PROVIDED INFORMATION:
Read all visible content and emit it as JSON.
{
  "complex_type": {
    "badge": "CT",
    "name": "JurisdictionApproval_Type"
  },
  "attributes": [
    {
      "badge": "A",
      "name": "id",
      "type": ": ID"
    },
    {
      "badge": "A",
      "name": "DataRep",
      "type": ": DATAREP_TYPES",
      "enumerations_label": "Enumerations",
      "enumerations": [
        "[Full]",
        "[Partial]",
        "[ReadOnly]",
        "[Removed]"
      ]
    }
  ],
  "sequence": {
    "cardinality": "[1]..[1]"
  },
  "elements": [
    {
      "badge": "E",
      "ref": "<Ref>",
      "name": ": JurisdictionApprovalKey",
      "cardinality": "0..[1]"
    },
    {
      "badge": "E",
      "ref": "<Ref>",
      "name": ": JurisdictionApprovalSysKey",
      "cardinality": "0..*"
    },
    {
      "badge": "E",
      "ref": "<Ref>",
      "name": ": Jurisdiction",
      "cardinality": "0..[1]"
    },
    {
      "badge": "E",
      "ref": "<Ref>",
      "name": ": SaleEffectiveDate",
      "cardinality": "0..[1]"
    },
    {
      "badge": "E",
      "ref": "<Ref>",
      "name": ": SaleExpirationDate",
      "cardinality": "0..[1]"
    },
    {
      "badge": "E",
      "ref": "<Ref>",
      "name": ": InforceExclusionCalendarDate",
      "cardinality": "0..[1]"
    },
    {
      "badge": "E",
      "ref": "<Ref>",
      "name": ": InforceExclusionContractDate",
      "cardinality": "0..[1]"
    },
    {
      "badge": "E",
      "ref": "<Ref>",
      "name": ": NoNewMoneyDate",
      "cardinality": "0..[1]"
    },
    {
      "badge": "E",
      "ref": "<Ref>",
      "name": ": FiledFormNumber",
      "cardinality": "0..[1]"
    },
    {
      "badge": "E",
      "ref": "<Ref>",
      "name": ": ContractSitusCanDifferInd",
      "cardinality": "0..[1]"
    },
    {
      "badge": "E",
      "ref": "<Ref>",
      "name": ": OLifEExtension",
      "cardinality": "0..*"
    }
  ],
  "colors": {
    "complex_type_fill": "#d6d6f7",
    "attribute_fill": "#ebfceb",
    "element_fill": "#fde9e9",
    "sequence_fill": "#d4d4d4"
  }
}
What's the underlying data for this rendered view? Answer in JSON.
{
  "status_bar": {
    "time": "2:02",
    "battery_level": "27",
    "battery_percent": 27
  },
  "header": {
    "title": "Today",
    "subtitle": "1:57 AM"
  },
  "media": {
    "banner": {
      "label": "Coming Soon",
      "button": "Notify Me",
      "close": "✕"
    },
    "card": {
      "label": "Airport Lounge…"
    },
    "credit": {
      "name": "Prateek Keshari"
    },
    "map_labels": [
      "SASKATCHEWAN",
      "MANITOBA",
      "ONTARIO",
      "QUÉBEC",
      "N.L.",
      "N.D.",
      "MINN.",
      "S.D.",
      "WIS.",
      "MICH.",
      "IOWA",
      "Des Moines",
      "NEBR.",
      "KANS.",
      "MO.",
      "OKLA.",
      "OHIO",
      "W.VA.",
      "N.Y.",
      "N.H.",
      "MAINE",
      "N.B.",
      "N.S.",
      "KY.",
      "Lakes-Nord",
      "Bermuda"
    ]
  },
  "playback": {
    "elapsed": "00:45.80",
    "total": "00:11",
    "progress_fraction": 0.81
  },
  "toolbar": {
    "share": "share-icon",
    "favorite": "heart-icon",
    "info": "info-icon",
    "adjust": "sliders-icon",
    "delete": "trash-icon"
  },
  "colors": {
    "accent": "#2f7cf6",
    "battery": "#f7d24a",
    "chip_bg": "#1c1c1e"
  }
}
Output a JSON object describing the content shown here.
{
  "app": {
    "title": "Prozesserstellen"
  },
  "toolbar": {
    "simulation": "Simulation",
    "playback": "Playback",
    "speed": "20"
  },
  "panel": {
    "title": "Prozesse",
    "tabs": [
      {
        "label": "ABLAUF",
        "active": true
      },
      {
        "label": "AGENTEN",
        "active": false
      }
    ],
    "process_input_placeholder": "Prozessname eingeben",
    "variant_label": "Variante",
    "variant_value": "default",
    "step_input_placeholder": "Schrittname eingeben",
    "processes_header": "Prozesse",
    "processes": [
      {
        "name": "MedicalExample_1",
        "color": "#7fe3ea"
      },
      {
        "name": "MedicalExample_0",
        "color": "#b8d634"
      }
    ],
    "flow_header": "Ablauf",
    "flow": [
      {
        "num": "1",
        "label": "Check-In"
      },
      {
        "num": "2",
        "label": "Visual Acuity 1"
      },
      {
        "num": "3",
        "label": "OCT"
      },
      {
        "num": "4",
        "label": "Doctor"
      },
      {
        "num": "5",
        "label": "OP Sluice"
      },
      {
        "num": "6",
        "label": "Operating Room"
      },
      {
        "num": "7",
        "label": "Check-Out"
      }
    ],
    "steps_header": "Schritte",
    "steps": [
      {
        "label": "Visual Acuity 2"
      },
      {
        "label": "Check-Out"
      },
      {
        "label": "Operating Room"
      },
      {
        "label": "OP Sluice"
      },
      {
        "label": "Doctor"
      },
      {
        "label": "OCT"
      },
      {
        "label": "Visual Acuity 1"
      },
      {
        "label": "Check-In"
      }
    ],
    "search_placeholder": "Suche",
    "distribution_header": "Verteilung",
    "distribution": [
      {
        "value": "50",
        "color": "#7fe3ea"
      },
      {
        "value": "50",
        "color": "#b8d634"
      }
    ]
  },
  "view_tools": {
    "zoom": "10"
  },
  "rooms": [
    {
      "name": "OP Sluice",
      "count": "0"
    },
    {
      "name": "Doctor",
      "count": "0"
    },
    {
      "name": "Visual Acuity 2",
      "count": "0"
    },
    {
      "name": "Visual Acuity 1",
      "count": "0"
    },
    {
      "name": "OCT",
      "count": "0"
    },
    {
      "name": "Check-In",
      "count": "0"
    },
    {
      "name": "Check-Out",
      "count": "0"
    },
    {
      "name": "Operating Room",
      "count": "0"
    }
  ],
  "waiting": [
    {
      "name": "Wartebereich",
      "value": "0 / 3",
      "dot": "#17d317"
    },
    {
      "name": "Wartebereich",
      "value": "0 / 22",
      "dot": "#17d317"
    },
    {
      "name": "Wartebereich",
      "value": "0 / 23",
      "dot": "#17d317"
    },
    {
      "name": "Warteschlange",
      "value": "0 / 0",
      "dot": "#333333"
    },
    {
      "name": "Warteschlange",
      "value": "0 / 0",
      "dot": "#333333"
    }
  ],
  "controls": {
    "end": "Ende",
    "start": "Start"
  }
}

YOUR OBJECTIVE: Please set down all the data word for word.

EXERCISE OUTPUT:
Read all visible content and emit it as JSON.
{
  "complex_type": {
    "badge": "CT",
    "name": "JurisdictionApproval_Type"
  },
  "attributes": [
    {
      "badge": "A",
      "name": "id",
      "type": ": ID"
    },
    {
      "badge": "A",
      "name": "DataRep",
      "type": ": DATAREP_TYPES",
      "enumerations_label": "Enumerations",
      "enumerations": [
        "[Full]",
        "[Partial]",
        "[ReadOnly]",
        "[Removed]"
      ]
    }
  ],
  "sequence": {
    "cardinality": "[1]..[1]"
  },
  "elements": [
    {
      "badge": "E",
      "ref": "<Ref>",
      "name": ": JurisdictionApprovalKey",
      "cardinality": "0..[1]"
    },
    {
      "badge": "E",
      "ref": "<Ref>",
      "name": ": JurisdictionApprovalSysKey",
      "cardinality": "0..*"
    },
    {
      "badge": "E",
      "ref": "<Ref>",
      "name": ": Jurisdiction",
      "cardinality": "0..[1]"
    },
    {
      "badge": "E",
      "ref": "<Ref>",
      "name": ": SaleEffectiveDate",
      "cardinality": "0..[1]"
    },
    {
      "badge": "E",
      "ref": "<Ref>",
      "name": ": SaleExpirationDate",
      "cardinality": "0..[1]"
    },
    {
      "badge": "E",
      "ref": "<Ref>",
      "name": ": InforceExclusionCalendarDate",
      "cardinality": "0..[1]"
    },
    {
      "badge": "E",
      "ref": "<Ref>",
      "name": ": InforceExclusionContractDate",
      "cardinality": "0..[1]"
    },
    {
      "badge": "E",
      "ref": "<Ref>",
      "name": ": NoNewMoneyDate",
      "cardinality": "0..[1]"
    },
    {
      "badge": "E",
      "ref": "<Ref>",
      "name": ": FiledFormNumber",
      "cardinality": "0..[1]"
    },
    {
      "badge": "E",
      "ref": "<Ref>",
      "name": ": ContractSitusCanDifferInd",
      "cardinality": "0..[1]"
    },
    {
      "badge": "E",
      "ref": "<Ref>",
      "name": ": OLifEExtension",
      "cardinality": "0..*"
    }
  ],
  "colors": {
    "complex_type_fill": "#d6d6f7",
    "attribute_fill": "#ebfceb",
    "element_fill": "#fde9e9",
    "sequence_fill": "#d4d4d4"
  }
}
What's the underlying data for this rendered view? Answer in JSON.
{
  "status_bar": {
    "time": "2:02",
    "battery_level": "27",
    "battery_percent": 27
  },
  "header": {
    "title": "Today",
    "subtitle": "1:57 AM"
  },
  "media": {
    "banner": {
      "label": "Coming Soon",
      "button": "Notify Me",
      "close": "✕"
    },
    "card": {
      "label": "Airport Lounge…"
    },
    "credit": {
      "name": "Prateek Keshari"
    },
    "map_labels": [
      "SASKATCHEWAN",
      "MANITOBA",
      "ONTARIO",
      "QUÉBEC",
      "N.L.",
      "N.D.",
      "MINN.",
      "S.D.",
      "WIS.",
      "MICH.",
      "IOWA",
      "Des Moines",
      "NEBR.",
      "KANS.",
      "MO.",
      "OKLA.",
      "OHIO",
      "W.VA.",
      "N.Y.",
      "N.H.",
      "MAINE",
      "N.B.",
      "N.S.",
      "KY.",
      "Lakes-Nord",
      "Bermuda"
    ]
  },
  "playback": {
    "elapsed": "00:45.80",
    "total": "00:11",
    "progress_fraction": 0.81
  },
  "toolbar": {
    "share": "share-icon",
    "favorite": "heart-icon",
    "info": "info-icon",
    "adjust": "sliders-icon",
    "delete": "trash-icon"
  },
  "colors": {
    "accent": "#2f7cf6",
    "battery": "#f7d24a",
    "chip_bg": "#1c1c1e"
  }
}
Output a JSON object describing the content shown here.
{
  "app": {
    "title": "Prozesserstellen"
  },
  "toolbar": {
    "simulation": "Simulation",
    "playback": "Playback",
    "speed": "20"
  },
  "panel": {
    "title": "Prozesse",
    "tabs": [
      {
        "label": "ABLAUF",
        "active": true
      },
      {
        "label": "AGENTEN",
        "active": false
      }
    ],
    "process_input_placeholder": "Prozessname eingeben",
    "variant_label": "Variante",
    "variant_value": "default",
    "step_input_placeholder": "Schrittname eingeben",
    "processes_header": "Prozesse",
    "processes": [
      {
        "name": "MedicalExample_1",
        "color": "#7fe3ea"
      },
      {
        "name": "MedicalExample_0",
        "color": "#b8d634"
      }
    ],
    "flow_header": "Ablauf",
    "flow": [
      {
        "num": "1",
        "label": "Check-In"
      },
      {
        "num": "2",
        "label": "Visual Acuity 1"
      },
      {
        "num": "3",
        "label": "OCT"
      },
      {
        "num": "4",
        "label": "Doctor"
      },
      {
        "num": "5",
        "label": "OP Sluice"
      },
      {
        "num": "6",
        "label": "Operating Room"
      },
      {
        "num": "7",
        "label": "Check-Out"
      }
    ],
    "steps_header": "Schritte",
    "steps": [
      {
        "label": "Visual Acuity 2"
      },
      {
        "label": "Check-Out"
      },
      {
        "label": "Operating Room"
      },
      {
        "label": "OP Sluice"
      },
      {
        "label": "Doctor"
      },
      {
        "label": "OCT"
      },
      {
        "label": "Visual Acuity 1"
      },
      {
        "label": "Check-In"
      }
    ],
    "search_placeholder": "Suche",
    "distribution_header": "Verteilung",
    "distribution": [
      {
        "value": "50",
        "color": "#7fe3ea"
      },
      {
        "value": "50",
        "color": "#b8d634"
      }
    ]
  },
  "view_tools": {
    "zoom": "10"
  },
  "rooms": [
    {
      "name": "OP Sluice",
      "count": "0"
    },
    {
      "name": "Doctor",
      "count": "0"
    },
    {
      "name": "Visual Acuity 2",
      "count": "0"
    },
    {
      "name": "Visual Acuity 1",
      "count": "0"
    },
    {
      "name": "OCT",
      "count": "0"
    },
    {
      "name": "Check-In",
      "count": "0"
    },
    {
      "name": "Check-Out",
      "count": "0"
    },
    {
      "name": "Operating Room",
      "count": "0"
    }
  ],
  "waiting": [
    {
      "name": "Wartebereich",
      "value": "0 / 3",
      "dot": "#17d317"
    },
    {
      "name": "Wartebereich",
      "value": "0 / 22",
      "dot": "#17d317"
    },
    {
      "name": "Wartebereich",
      "value": "0 / 23",
      "dot": "#17d317"
    },
    {
      "name": "Warteschlange",
      "value": "0 / 0",
      "dot": "#333333"
    },
    {
      "name": "Warteschlange",
      "value": "0 / 0",
      "dot": "#333333"
    }
  ],
  "controls": {
    "end": "Ende",
    "start": "Start"
  }
}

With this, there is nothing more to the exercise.